  2. Learn to connect. As I’ve already stated, doing so starts with great listening. And in order to effectively communicate with a person, you have to understand them as a person.
  3. Just as it is when you’re the mentee, practice active listening. By listening well, you’ll ask better questions.
  4. Don’t hide your scars. It’s unnecessary to flaunt your failures as a martyr, but it’s foolish to pretend they don’t exist. I firmly believe that moments of “suck” are really healthy for a grounded perspective on personal growth. Adding to this thought in a manner like only he can, John Maxwell says, “If you want to impress people, talk about your successes. If you want to impact people, talk about your failures.”
  5. Look for someone with high capacity. In life, we judge ourselves by intentions, yet we are judged by performance.

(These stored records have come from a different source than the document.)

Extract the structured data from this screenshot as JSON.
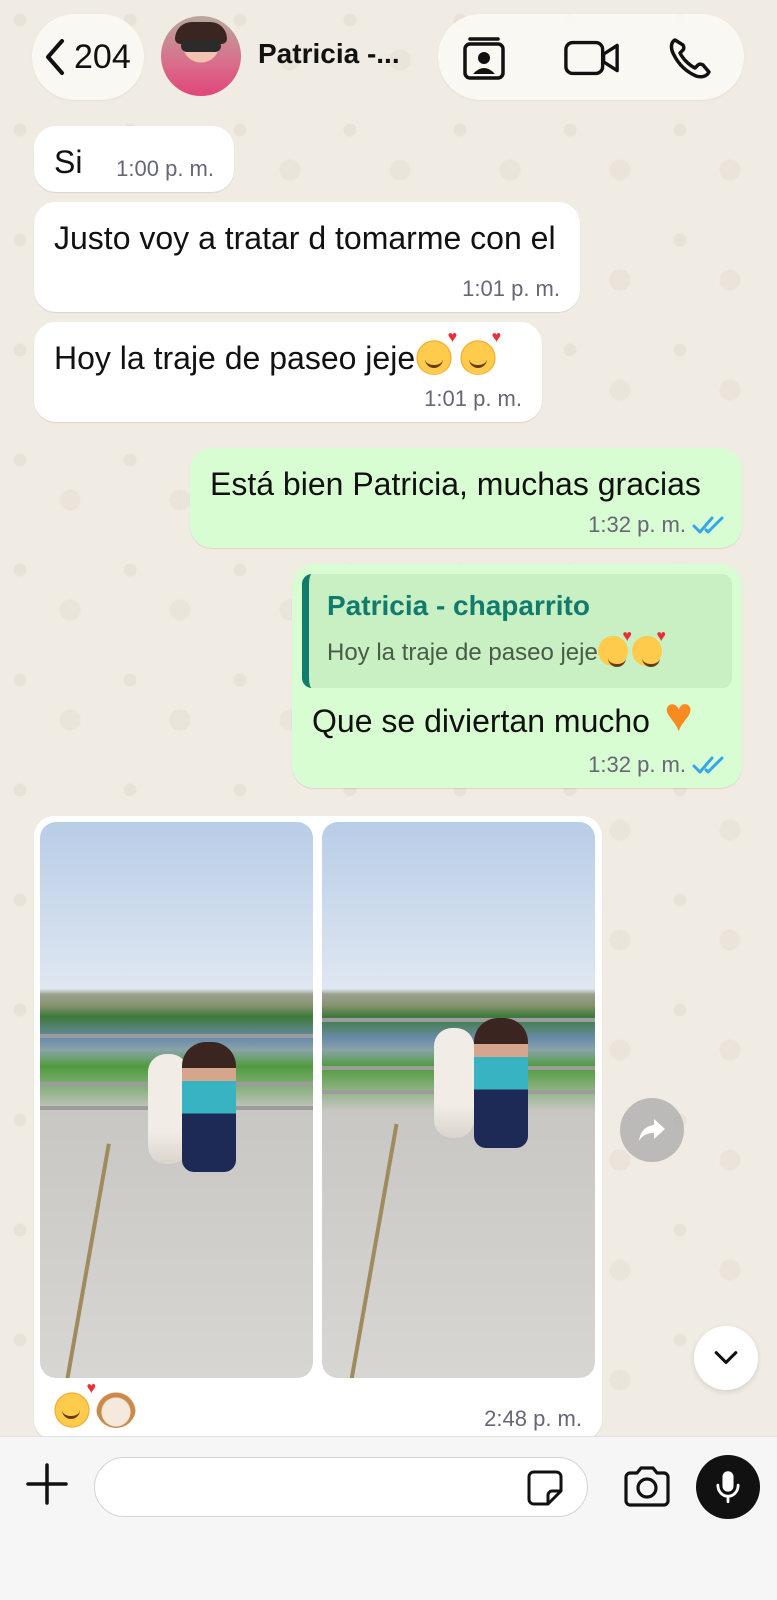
{
  "header": {
    "back_count": "204",
    "contact_name": "Patricia -...",
    "icons": [
      "chevron-left-icon",
      "contact-card-icon",
      "video-call-icon",
      "phone-icon"
    ]
  },
  "messages": [
    {
      "direction": "in",
      "text": "Si",
      "time": "1:00 p. m."
    },
    {
      "direction": "in",
      "text": "Justo voy a tratar d tomarme con el",
      "time": "1:01 p. m."
    },
    {
      "direction": "in",
      "text": "Hoy la traje de paseo jeje",
      "emojis": [
        "smiling-face-with-hearts",
        "smiling-face-with-hearts"
      ],
      "time": "1:01 p. m."
    },
    {
      "direction": "out",
      "text": "Está bien Patricia, muchas gracias",
      "time": "1:32 p. m.",
      "status": "read"
    },
    {
      "direction": "out",
      "reply_to": {
        "name": "Patricia - chaparrito",
        "text": "Hoy la traje de paseo jeje"
      },
      "text": "Que se diviertan mucho",
      "emojis": [
        "orange-heart"
      ],
      "time": "1:32 p. m.",
      "status": "read"
    },
    {
      "direction": "in",
      "type": "media",
      "photos": 2,
      "emojis": [
        "smiling-face-with-hearts",
        "dog-face"
      ],
      "time": "2:48 p. m."
    }
  ],
  "composer": {
    "value": "",
    "placeholder": ""
  },
  "colors": {
    "incoming": "#ffffff",
    "outgoing": "#d9fdd3",
    "read_ticks": "#34a7eb",
    "reply_accent": "#117c6e"
  }
}
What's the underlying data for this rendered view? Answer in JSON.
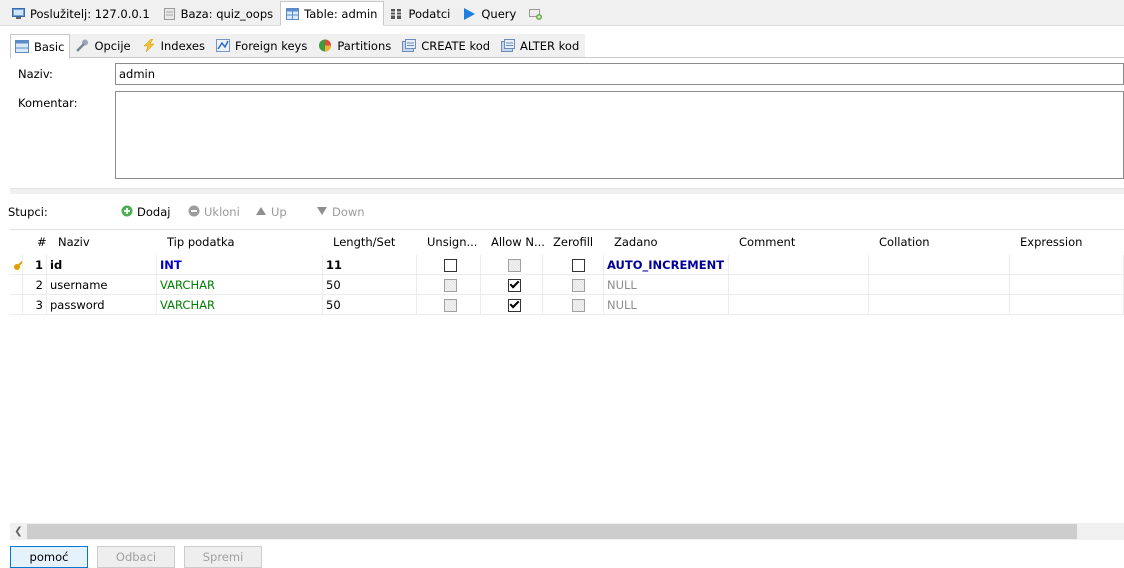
{
  "top_tabs": [
    {
      "label": "Poslužitelj: 127.0.0.1",
      "icon": "server-icon"
    },
    {
      "label": "Baza: quiz_oops",
      "icon": "database-icon"
    },
    {
      "label": "Table: admin",
      "icon": "table-icon"
    },
    {
      "label": "Podatci",
      "icon": "data-grid-icon"
    },
    {
      "label": "Query",
      "icon": "play-icon"
    },
    {
      "label": "",
      "icon": "new-query-icon"
    }
  ],
  "sub_tabs": [
    {
      "label": "Basic",
      "icon": "table-icon"
    },
    {
      "label": "Opcije",
      "icon": "wrench-icon"
    },
    {
      "label": "Indexes",
      "icon": "lightning-icon"
    },
    {
      "label": "Foreign keys",
      "icon": "foreign-key-icon"
    },
    {
      "label": "Partitions",
      "icon": "pie-icon"
    },
    {
      "label": "CREATE kod",
      "icon": "code-icon"
    },
    {
      "label": "ALTER kod",
      "icon": "code-icon"
    }
  ],
  "form": {
    "name_label": "Naziv:",
    "name_value": "admin",
    "comment_label": "Komentar:",
    "comment_value": ""
  },
  "columns_toolbar": {
    "label": "Stupci:",
    "add": "Dodaj",
    "remove": "Ukloni",
    "up": "Up",
    "down": "Down"
  },
  "grid": {
    "headers": [
      "#",
      "Naziv",
      "Tip podatka",
      "Length/Set",
      "Unsign...",
      "Allow N...",
      "Zerofill",
      "Zadano",
      "Comment",
      "Collation",
      "Expression"
    ],
    "rows": [
      {
        "num": "1",
        "name": "id",
        "type": "INT",
        "length": "11",
        "unsigned": false,
        "allow_null": false,
        "zerofill": false,
        "default": "AUTO_INCREMENT",
        "comment": "",
        "collation": "",
        "expression": "",
        "primary_key": true
      },
      {
        "num": "2",
        "name": "username",
        "type": "VARCHAR",
        "length": "50",
        "unsigned": false,
        "allow_null": true,
        "zerofill": false,
        "default": "NULL",
        "comment": "",
        "collation": "",
        "expression": "",
        "primary_key": false
      },
      {
        "num": "3",
        "name": "password",
        "type": "VARCHAR",
        "length": "50",
        "unsigned": false,
        "allow_null": true,
        "zerofill": false,
        "default": "NULL",
        "comment": "",
        "collation": "",
        "expression": "",
        "primary_key": false
      }
    ]
  },
  "buttons": {
    "help": "pomoć",
    "discard": "Odbaci",
    "save": "Spremi"
  },
  "colors": {
    "int_type": "#0000cc",
    "varchar_type": "#008000",
    "auto_increment": "#000099",
    "null_default": "#8d8d8d",
    "key_icon": "#e0a000"
  }
}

The job of a mentor is to close the gap between intention and performance. Who in your life is eager to be expanded, trained, and empowered? Who is open to affirmation and correction?
  6. Find out who your mentee influences. This may sound harsh, but don’t pour into someone who won’t pour into others. I’m serious. It’s a waste of your time. Ask your prospective mentee, “Before I invest my life into yours, whose life will you pour yourself into?”
  7. What you say is important, but how you say what you say is of greater importance. Does your non-verbal communication complement the words that come out of your mouth?

Mentoring has changed my life. Presently, I have five people in whom I’ve entrusted my dreams and passions, skill development, and character growth. Without them, I’d be stuck with a bunch of theory without practice and conjecture without experience.

I’m certainly not where I want to be, but my dedication to daily growth has added exponentially more to my life than if I had not sought out mentors.

So…entrepreneurs, musicians, artists, teachers, pastors, athletes, caregivers, and business people…

It’s your turn! Go get a mentor!


FREE BONUS: Because I want you to have the right tools to find the right mentor, I want to give you my NEW guide, “5 Keys to Landing a Rockstar Mentor.” Simply click on the download button below and watch your email inbox for the free guide! *Note: if you’re a current subscriber, you’ve already received this bonus.